Planets with Earth-like atmospheres might be easier to detect around white dwarfs than normal stars.
In the last decade, astronomers have gone from barely detecting a few hot Jupiter exoplanets to observing small rocky planets just larger than Earth around low-mass stars. The search for Earth's twin is ongoing, but astronomers are already asking the next question: Once Earth's twin is found, how do we know if it is home to life?
A pair of astronomers has a new prediction that suggests our best chance for identifying signs of life on other planets might not be where we usually look. Abraham Loeb (Harvard University) and Dan Maoz (Tel-Aviv University, Israel) recently published a study that suggests white dwarfs, not main-sequence stars, may be our best chance for observing signs of life on planets around other stars.

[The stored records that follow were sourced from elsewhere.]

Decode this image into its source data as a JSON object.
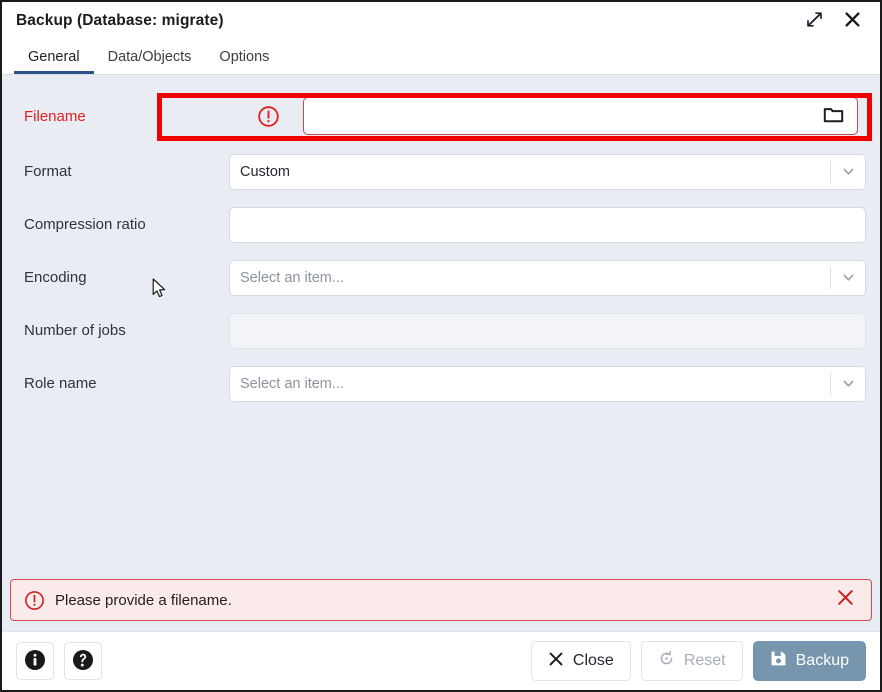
{
  "window": {
    "title": "Backup (Database: migrate)",
    "expand_label": "expand-icon",
    "close_label": "close-icon"
  },
  "tabs": [
    {
      "label": "General",
      "active": true
    },
    {
      "label": "Data/Objects",
      "active": false
    },
    {
      "label": "Options",
      "active": false
    }
  ],
  "form": {
    "filename": {
      "label": "Filename",
      "value": "",
      "placeholder": "",
      "has_error": true,
      "browse_icon": "folder-icon",
      "error_icon": "error-circle-icon"
    },
    "format": {
      "label": "Format",
      "value": "Custom",
      "type": "select"
    },
    "compression_ratio": {
      "label": "Compression ratio",
      "value": "",
      "type": "text"
    },
    "encoding": {
      "label": "Encoding",
      "value": "Select an item...",
      "type": "select",
      "is_placeholder": true
    },
    "number_of_jobs": {
      "label": "Number of jobs",
      "value": "",
      "type": "text",
      "disabled": true
    },
    "role_name": {
      "label": "Role name",
      "value": "Select an item...",
      "type": "select",
      "is_placeholder": true
    }
  },
  "alert": {
    "message": "Please provide a filename.",
    "icon": "error-circle-icon",
    "close_icon": "close-icon"
  },
  "footer": {
    "info_label": "info-icon",
    "help_label": "help-icon",
    "close_button": "Close",
    "reset_button": "Reset",
    "backup_button": "Backup"
  },
  "colors": {
    "error_red": "#e02020",
    "annotation_red": "#f20000",
    "tab_accent": "#2b5287",
    "primary_button": "#7895ae",
    "body_background": "#e9ecf2"
  }
}
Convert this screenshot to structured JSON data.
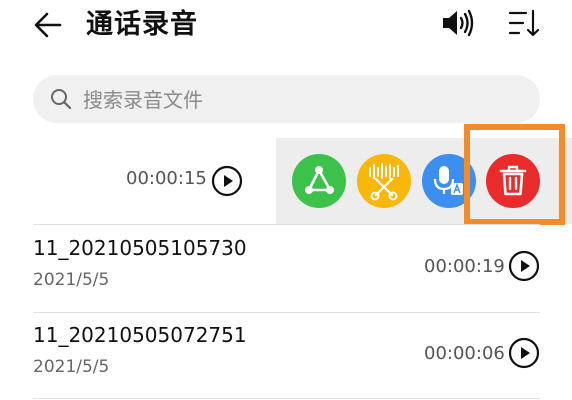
{
  "header": {
    "title": "通话录音",
    "back_icon": "back-arrow-icon",
    "speaker_icon": "speaker-icon",
    "sort_icon": "sort-icon"
  },
  "search": {
    "placeholder": "搜索录音文件",
    "value": ""
  },
  "swiped_item": {
    "duration": "00:00:15",
    "actions": [
      {
        "name": "share",
        "icon": "share-icon",
        "color": "#3cc14a"
      },
      {
        "name": "trim",
        "icon": "trim-icon",
        "color": "#f9b809"
      },
      {
        "name": "transcribe",
        "icon": "voice-to-text-icon",
        "color": "#3d8fef"
      },
      {
        "name": "delete",
        "icon": "trash-icon",
        "color": "#ea2b2b"
      }
    ],
    "highlight_color": "#f38a2b"
  },
  "recordings": [
    {
      "name": "11_20210505105730",
      "date": "2021/5/5",
      "duration": "00:00:19"
    },
    {
      "name": "11_20210505072751",
      "date": "2021/5/5",
      "duration": "00:00:06"
    }
  ]
}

White dwarfs are the remnants of low-mass stars like our own Sun. They are the small, dense embers of a stellar core, containing about 60% of the original star’s mass in an orb roughly the size of Earth. (It would take more than 100 Earths lined up in a row to traverse the Sun’s diameter.) These stars cool slowly, maintaining stable temperatures close to that of the Sun for more than 3 billion years. Recent studies have revealed rocky material in disks around white dwarfs, as well as polluting the dead stars’ atmospheres, which suggests the white dwarfs swallowed up infalling asteroids or planets. While planets in Earth-like orbits probably wouldn't survive the bloated red giant phase of a white dwarf's predecessor, planets that migrated inward during the star’s death throes might receive enough warming radiation to create life-sustaining conditions on their surfaces.

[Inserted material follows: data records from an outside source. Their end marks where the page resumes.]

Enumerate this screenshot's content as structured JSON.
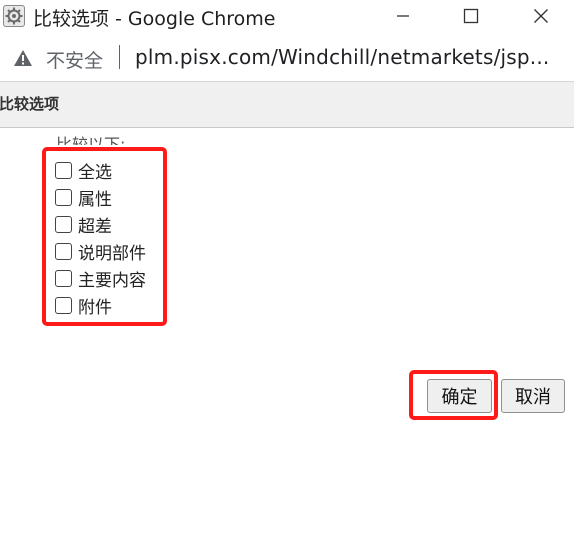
{
  "window": {
    "title": "比较选项 - Google Chrome",
    "app_icon": "gear-icon",
    "controls": [
      "minimize-icon",
      "maximize-icon",
      "close-icon"
    ]
  },
  "address_bar": {
    "security_icon": "warning-icon",
    "security_text": "不安全",
    "url": "plm.pisx.com/Windchill/netmarkets/jsp..."
  },
  "dialog": {
    "title": "比较选项",
    "compare_label": "比较以下:",
    "options": [
      {
        "label": "全选",
        "checked": false
      },
      {
        "label": "属性",
        "checked": false
      },
      {
        "label": "超差",
        "checked": false
      },
      {
        "label": "说明部件",
        "checked": false
      },
      {
        "label": "主要内容",
        "checked": false
      },
      {
        "label": "附件",
        "checked": false
      }
    ],
    "ok_label": "确定",
    "cancel_label": "取消"
  },
  "highlight_color": "#ff1a1a"
}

To detect the presence of life on other planets, astronomers are looking for molecules that can only form in the presence of life. Molecular oxygen is the strongest biosignature, as it is mainly produced by green algae and large plants on land. The amount of oxygen in Earth's atmosphere rose sharply after vegetation appeared, jumping from a few percent to 20-30%. If all oxygen-producing life disappeared from our planet, molecular oxygen would disappear from the atmosphere after a million years or so. Thus, the detection of oxygen in another planet's atmosphere would be a strong indication that life exists on that planet.
The detection of atmospheres on other planets is quite difficult and can only currently be done for transiting exoplanets. As the planet passes between Earth and the star, some of the starlight passes through the exoplanet’s atmosphere, where certain wavelengths are absorbed by the compounds in the planet’s gaseous envelope. These absorption lines are telltale signals of what’s in the planet’s atmosphere. By comparing those spectra to what’s observed when the planet is hidden behind the star (when just the pristine stellar spectrum appears), astronomers can tease out the composition of the exoplanet atmosphere.
Only a handful of exoplanets have been studied in this fashion, since the signal from the planet is usually about 10,000 times weaker than the background starlight. Detecting such a minute drop in starlight is a bit like trying to spot a dead light bulb on the Eiffel Tower at night.
But this detection would be much easier for a planet orbiting a white dwarf, Loeb and Maoz say. White dwarfs’ tiny size and dim light output would make an exoplanet’s atmosphere easily detectable — especially the important signal from molecular oxygen, if the amount of atmospheric oxygen roughly matches Earth’s. They simulated the spectrum of an exoplanet as seen by the upcoming James Webb Space Telescope (JWST), which will study exoplanet atmospheres as one of its primary science goals. Loeb and Maoz found that the observing time needed to tease oxygen’s signature out of the atmosphere of a white-dwarf-orbiting planet is a factor of ten lower than for other planets, making white dwarfs a fertile hunting ground for detecting life-sustaining worlds outside of our solar system. Detecting water vapor (which has already been done around other planets) would be even easier.
There is a caveat to white dwarf worlds. Because white dwarfs cool down over time, the radius of their habitable zones shrinks as they cool. A planet that was once in the Goldilocks zone will be outside it a couple billion years later.
Still, these burnt-out stellar embers could be the best targets for studying exoplanet atmospheres. They may just end up as one of the first targets for JWST.
Reference: A. Loeb and D. Maoz. "Detecting bio-markers in habitable-zone earths transiting white dwarfs." arXiv.org January 21, 2013.